1 lb mixed offal cut into chunks, some oil, 2 onions finely chopped, 2 medium potatoes peeled and chopped in bite size chunks, 3 peeled and chopped carrots, 2 tbsp pepper soup spice, 1 tsp chilli, 1 heaped tsp mixed herbs, handful fresh mint leaves.

  1. Tackle the tongue first. Boil it for about twenty minutes and then remove the outer skin. Cut into chunks.
  2. Boil chunks of meat in water to cover them for a couple of hours. Put the heart and tongue in first, then liver, then kidneys. When cooked through, drain, reserve water (offal stock?), and finely chop the meat.
  3. Add oil and onions to pan, cook til soft, add offal, carrots, potatoes, herbs and spices. Fry all together about twenty minutes.
  4. Add offal stock and any extra water you might need so all ingredients are covered with liquid. Simmer another twenty minutes. 
  5. Add chopped mint just before serving!

The soup was very delicious, but very spicy. Possibly heavy-handed with the chilli and the pepper soup spice? I’m not sure. However it definitely blew away the beginnings of a cold that I had. The mint is an amazing addition by the way. It seems to at the same time cool your mouth, but also make the spices seem hotter. (I guess that’s to do with the way mint essential oil works on the skin, so it cools down hot skin and warms up cold skin.) It was beautiful!

Even though I’m an offaltarian, I had been a bit sceptical of a soup with chunks of offal in – but it was great. I’m not sure it would be to the taste of a first time offal-eater, but at the medium to advanced level I would say it was pretty good. I enjoyed the mix of species in the offal mix too. I don’t think people should be afraid to mix species with their cooking.
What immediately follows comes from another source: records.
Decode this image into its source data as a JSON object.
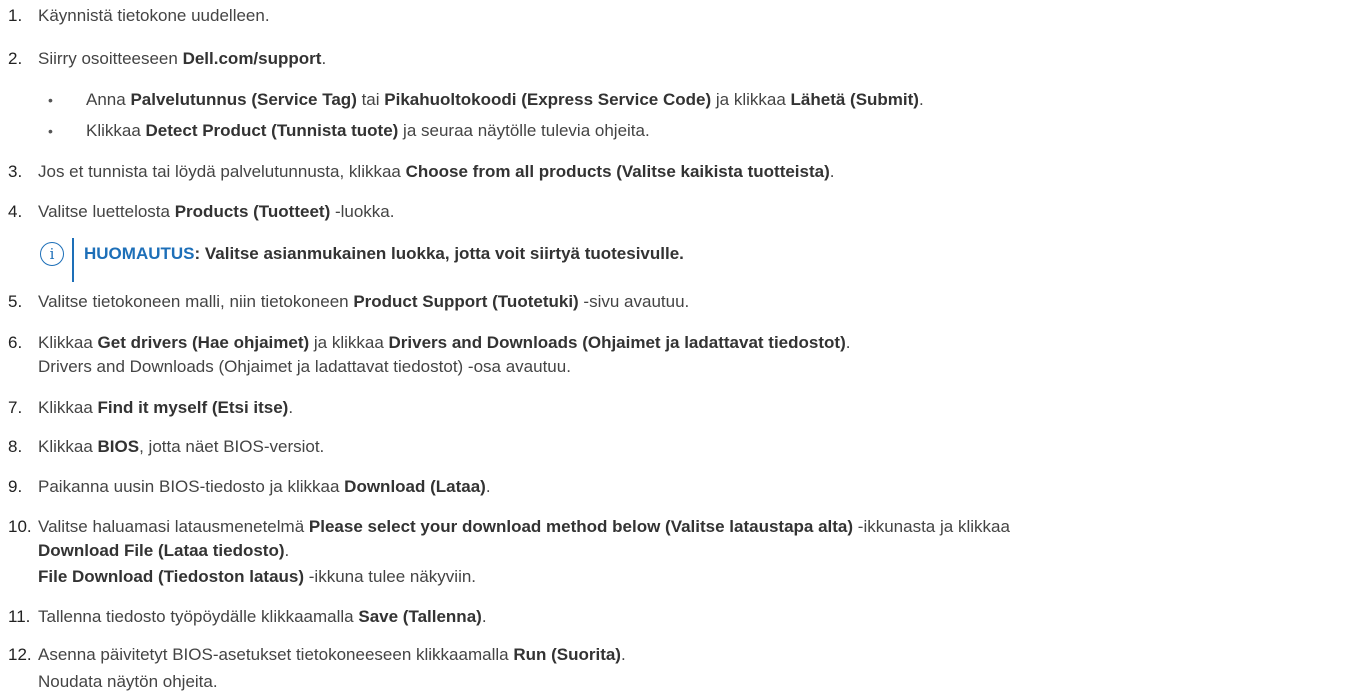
{
  "steps": [
    {
      "num": "1.",
      "text": "Käynnistä tietokone uudelleen."
    },
    {
      "num": "2.",
      "pre": "Siirry osoitteeseen ",
      "b1": "Dell.com/support",
      "post": "."
    },
    {
      "num": "3.",
      "pre": "Jos et tunnista tai löydä palvelutunnusta, klikkaa ",
      "b1": "Choose from all products (Valitse kaikista tuotteista)",
      "post": "."
    },
    {
      "num": "4.",
      "pre": "Valitse luettelosta ",
      "b1": "Products (Tuotteet)",
      "post": " -luokka."
    },
    {
      "num": "5.",
      "pre": "Valitse tietokoneen malli, niin tietokoneen ",
      "b1": "Product Support (Tuotetuki)",
      "post": " -sivu avautuu."
    },
    {
      "num": "6.",
      "pre": "Klikkaa ",
      "b1": "Get drivers (Hae ohjaimet)",
      "mid": " ja klikkaa ",
      "b2": "Drivers and Downloads (Ohjaimet ja ladattavat tiedostot)",
      "post": ".",
      "line2": "Drivers and Downloads (Ohjaimet ja ladattavat tiedostot) -osa avautuu."
    },
    {
      "num": "7.",
      "pre": "Klikkaa ",
      "b1": "Find it myself (Etsi itse)",
      "post": "."
    },
    {
      "num": "8.",
      "pre": "Klikkaa ",
      "b1": "BIOS",
      "post": ", jotta näet BIOS-versiot."
    },
    {
      "num": "9.",
      "pre": "Paikanna uusin BIOS-tiedosto ja klikkaa ",
      "b1": "Download (Lataa)",
      "post": "."
    },
    {
      "num": "10.",
      "pre": "Valitse haluamasi latausmenetelmä ",
      "b1": "Please select your download method below (Valitse lataustapa alta)",
      "post": " -ikkunasta ja klikkaa",
      "line2_b": "Download File (Lataa tiedosto)",
      "line2_post": ".",
      "line3_b": "File Download (Tiedoston lataus)",
      "line3_post": " -ikkuna tulee näkyviin."
    },
    {
      "num": "11.",
      "pre": "Tallenna tiedosto työpöydälle klikkaamalla ",
      "b1": "Save (Tallenna)",
      "post": "."
    },
    {
      "num": "12.",
      "pre": "Asenna päivitetyt BIOS-asetukset tietokoneeseen klikkaamalla ",
      "b1": "Run (Suorita)",
      "post": ".",
      "after": "Noudata näytön ohjeita."
    }
  ],
  "substeps": [
    {
      "bullet": "•",
      "pre": "Anna ",
      "b1": "Palvelutunnus (Service Tag)",
      "mid1": " tai ",
      "b2": "Pikahuoltokoodi (Express Service Code)",
      "mid2": " ja klikkaa ",
      "b3": "Lähetä (Submit)",
      "post": "."
    },
    {
      "bullet": "•",
      "pre": "Klikkaa ",
      "b1": "Detect Product (Tunnista tuote)",
      "post": " ja seuraa näytölle tulevia ohjeita."
    }
  ],
  "note": {
    "icon": "info-icon",
    "icon_glyph": "i",
    "label": "HUOMAUTUS",
    "text": ": Valitse asianmukainen luokka, jotta voit siirtyä tuotesivulle.",
    "accent_color": "#1d6fb8"
  }
}
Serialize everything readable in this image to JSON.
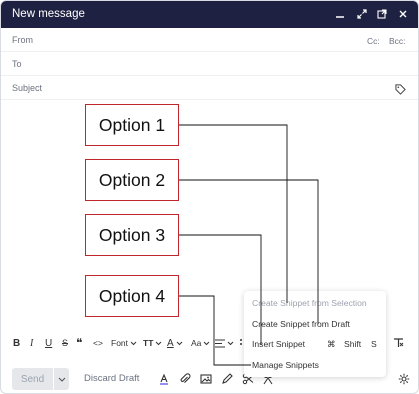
{
  "titlebar": {
    "title": "New message"
  },
  "fields": {
    "from_label": "From",
    "to_label": "To",
    "subject_label": "Subject",
    "cc_label": "Cc:",
    "bcc_label": "Bcc:"
  },
  "options": [
    "Option 1",
    "Option 2",
    "Option 3",
    "Option 4"
  ],
  "toolbar": {
    "bold": "B",
    "italic": "I",
    "underline": "U",
    "strike": "S",
    "quote": "❝",
    "code": "<>",
    "font": "Font",
    "size": "TT",
    "color": "A",
    "case": "Aa"
  },
  "snippet_menu": {
    "items": [
      "Create Snippet from Selection",
      "Create Snippet from Draft",
      "Insert Snippet",
      "Manage Snippets"
    ],
    "shortcut_cmd": "⌘",
    "shortcut_shift": "Shift",
    "shortcut_key": "S"
  },
  "bottom": {
    "send_label": "Send",
    "discard_label": "Discard Draft"
  },
  "colors": {
    "titlebar_bg": "#1f2142",
    "option_border": "#c0282d",
    "muted_text": "#6b7280"
  }
}
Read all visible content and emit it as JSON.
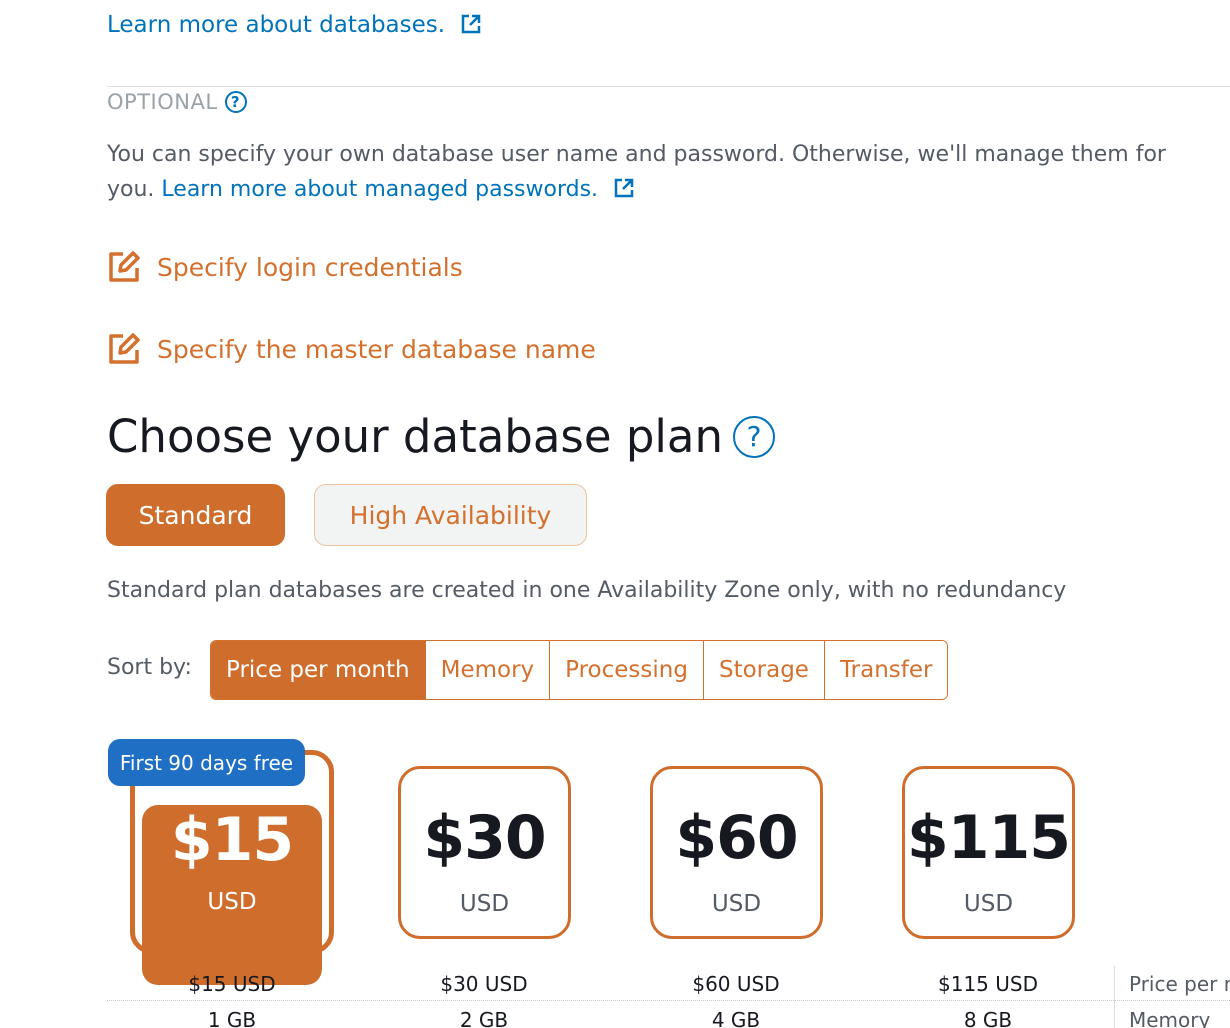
{
  "links": {
    "learn_databases": "Learn more about databases.",
    "learn_passwords": "Learn more about managed passwords."
  },
  "optional": {
    "label": "OPTIONAL",
    "help": "?"
  },
  "description": {
    "text": "You can specify your own database user name and password. Otherwise, we'll manage them for you."
  },
  "edit_options": [
    {
      "label": "Specify login credentials"
    },
    {
      "label": "Specify the master database name"
    }
  ],
  "plan": {
    "title": "Choose your database plan",
    "help": "?",
    "options": [
      "Standard",
      "High Availability"
    ],
    "selected": "Standard",
    "note": "Standard plan databases are created in one Availability Zone only, with no redundancy"
  },
  "sort": {
    "label": "Sort by:",
    "options": [
      "Price per month",
      "Memory",
      "Processing",
      "Storage",
      "Transfer"
    ],
    "active": "Price per month"
  },
  "promo_badge": "First 90 days free",
  "bundles": [
    {
      "price": "$15",
      "currency": "USD",
      "price_full": "$15 USD",
      "memory": "1 GB",
      "selected": true
    },
    {
      "price": "$30",
      "currency": "USD",
      "price_full": "$30 USD",
      "memory": "2 GB",
      "selected": false
    },
    {
      "price": "$60",
      "currency": "USD",
      "price_full": "$60 USD",
      "memory": "4 GB",
      "selected": false
    },
    {
      "price": "$115",
      "currency": "USD",
      "price_full": "$115 USD",
      "memory": "8 GB",
      "selected": false
    }
  ],
  "spec_labels": {
    "price": "Price per m",
    "memory": "Memory"
  },
  "colors": {
    "accent": "#cf6d2c",
    "link": "#0073bb",
    "badge": "#1f6fc5"
  }
}
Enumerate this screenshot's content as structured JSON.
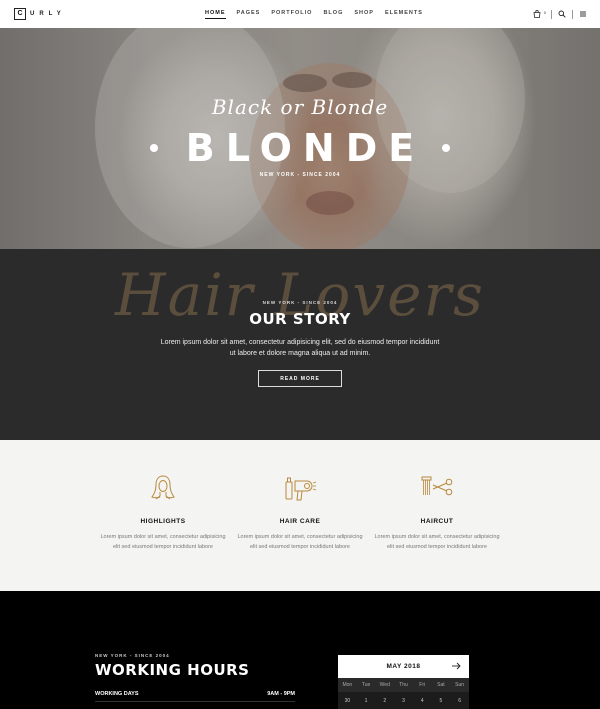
{
  "header": {
    "logo_initial": "C",
    "logo_rest": "URLY",
    "nav": [
      "HOME",
      "PAGES",
      "PORTFOLIO",
      "BLOG",
      "SHOP",
      "ELEMENTS"
    ],
    "active_nav": "HOME",
    "cart_count": "0"
  },
  "hero": {
    "script": "Black or Blonde",
    "title": "BLONDE",
    "subtitle": "NEW YORK - SINCE 2004"
  },
  "story": {
    "background_script": "Hair Lovers",
    "subtitle": "NEW YORK - SINCE 2004",
    "title": "OUR STORY",
    "text": "Lorem ipsum dolor sit amet, consectetur adipisicing elit, sed do eiusmod tempor incididunt ut labore et dolore magna aliqua ut ad minim.",
    "button": "READ MORE"
  },
  "features": [
    {
      "icon": "woman-hair-icon",
      "title": "HIGHLIGHTS",
      "text": "Lorem ipsum dolor sit amet, consectetur adipisicing elit sed eiusmod tempor incididunt labore"
    },
    {
      "icon": "hair-dryer-icon",
      "title": "HAIR CARE",
      "text": "Lorem ipsum dolor sit amet, consectetur adipisicing elit sed eiusmod tempor incididunt labore"
    },
    {
      "icon": "comb-scissors-icon",
      "title": "HAIRCUT",
      "text": "Lorem ipsum dolor sit amet, consectetur adipisicing elit sed eiusmod tempor incididunt labore"
    }
  ],
  "hours": {
    "subtitle": "NEW YORK - SINCE 2004",
    "title": "WORKING HOURS",
    "row_label": "WORKING DAYS",
    "row_value": "9AM - 9PM"
  },
  "calendar": {
    "month": "MAY 2018",
    "days": [
      "Mon",
      "Tue",
      "Wed",
      "Thu",
      "Fri",
      "Sat",
      "Sun"
    ],
    "dates": [
      "30",
      "1",
      "2",
      "3",
      "4",
      "5",
      "6"
    ]
  },
  "colors": {
    "accent_gold": "#b8893c",
    "dark_section": "#2b2b2b",
    "light_section": "#f4f4f2"
  }
}
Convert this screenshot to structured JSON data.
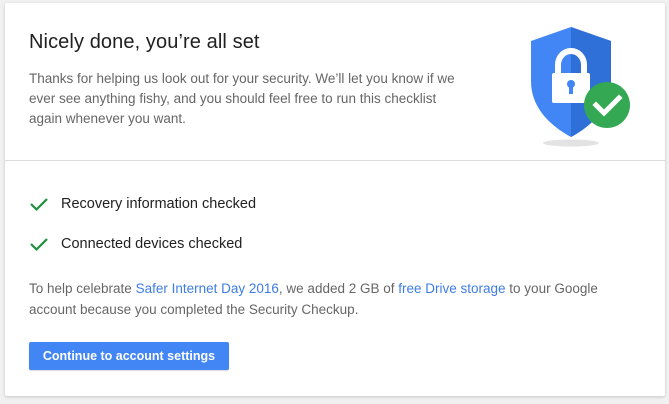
{
  "header": {
    "title": "Nicely done, you’re all set",
    "intro": "Thanks for helping us look out for your security. We’ll let you know if we ever see anything fishy, and you should feel free to run this checklist again whenever you want."
  },
  "checklist": [
    {
      "label": "Recovery information checked",
      "icon": "checkmark-icon"
    },
    {
      "label": "Connected devices checked",
      "icon": "checkmark-icon"
    }
  ],
  "note": {
    "part1": "To help celebrate ",
    "link1": "Safer Internet Day 2016",
    "part2": ", we added 2 GB of ",
    "link2": "free Drive storage",
    "part3": " to your Google account because you completed the Security Checkup."
  },
  "actions": {
    "continue_label": "Continue to account settings"
  },
  "colors": {
    "accent": "#4285f4",
    "link": "#3d7ce6",
    "check": "#1e8e3e",
    "badge": "#34a853"
  }
}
All in all I really enjoyed my first foodie penpal. Jennie was very generous with what she sent, considerate and I’m sure whoever gets her next box will be very lucky. I’ve definitely enjoyed learning a little more about African cookery, and am going to invest in an African cookery book at the first oppurtunity! Any suggestions?